What you will do. Count how many lines of the material contain the string "Şablonlu", then give that number and nothing more.

** Opening Information shown block **

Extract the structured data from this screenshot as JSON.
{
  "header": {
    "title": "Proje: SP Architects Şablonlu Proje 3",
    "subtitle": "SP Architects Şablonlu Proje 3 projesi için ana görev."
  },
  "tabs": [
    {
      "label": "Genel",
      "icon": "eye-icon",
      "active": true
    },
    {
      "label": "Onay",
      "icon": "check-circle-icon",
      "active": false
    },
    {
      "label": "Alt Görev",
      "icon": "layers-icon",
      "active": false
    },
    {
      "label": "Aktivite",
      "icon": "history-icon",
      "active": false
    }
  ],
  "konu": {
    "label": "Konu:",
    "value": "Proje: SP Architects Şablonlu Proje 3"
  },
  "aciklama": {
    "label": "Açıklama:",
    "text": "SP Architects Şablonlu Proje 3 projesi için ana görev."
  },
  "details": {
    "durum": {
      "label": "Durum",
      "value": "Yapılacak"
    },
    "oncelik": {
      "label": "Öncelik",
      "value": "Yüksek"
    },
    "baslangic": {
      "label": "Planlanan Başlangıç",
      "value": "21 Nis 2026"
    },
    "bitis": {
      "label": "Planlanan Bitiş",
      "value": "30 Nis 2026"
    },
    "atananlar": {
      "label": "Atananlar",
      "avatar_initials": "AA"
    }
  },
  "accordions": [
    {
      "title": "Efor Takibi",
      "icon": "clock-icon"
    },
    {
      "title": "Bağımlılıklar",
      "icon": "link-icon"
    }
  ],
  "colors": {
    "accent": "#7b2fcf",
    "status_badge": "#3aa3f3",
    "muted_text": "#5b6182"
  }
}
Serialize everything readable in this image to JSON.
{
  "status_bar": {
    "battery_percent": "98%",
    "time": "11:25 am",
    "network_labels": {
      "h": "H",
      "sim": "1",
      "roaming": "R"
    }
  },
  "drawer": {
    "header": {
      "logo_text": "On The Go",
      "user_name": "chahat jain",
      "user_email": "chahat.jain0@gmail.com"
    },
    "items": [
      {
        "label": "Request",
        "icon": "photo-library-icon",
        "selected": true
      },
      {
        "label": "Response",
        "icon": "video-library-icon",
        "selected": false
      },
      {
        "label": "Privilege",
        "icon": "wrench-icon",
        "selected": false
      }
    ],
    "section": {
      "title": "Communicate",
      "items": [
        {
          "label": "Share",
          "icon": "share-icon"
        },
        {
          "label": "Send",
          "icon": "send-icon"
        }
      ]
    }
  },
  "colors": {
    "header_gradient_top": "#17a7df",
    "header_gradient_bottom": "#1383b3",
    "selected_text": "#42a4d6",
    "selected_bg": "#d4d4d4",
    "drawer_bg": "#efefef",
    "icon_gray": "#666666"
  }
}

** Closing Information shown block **

Exercise response. 4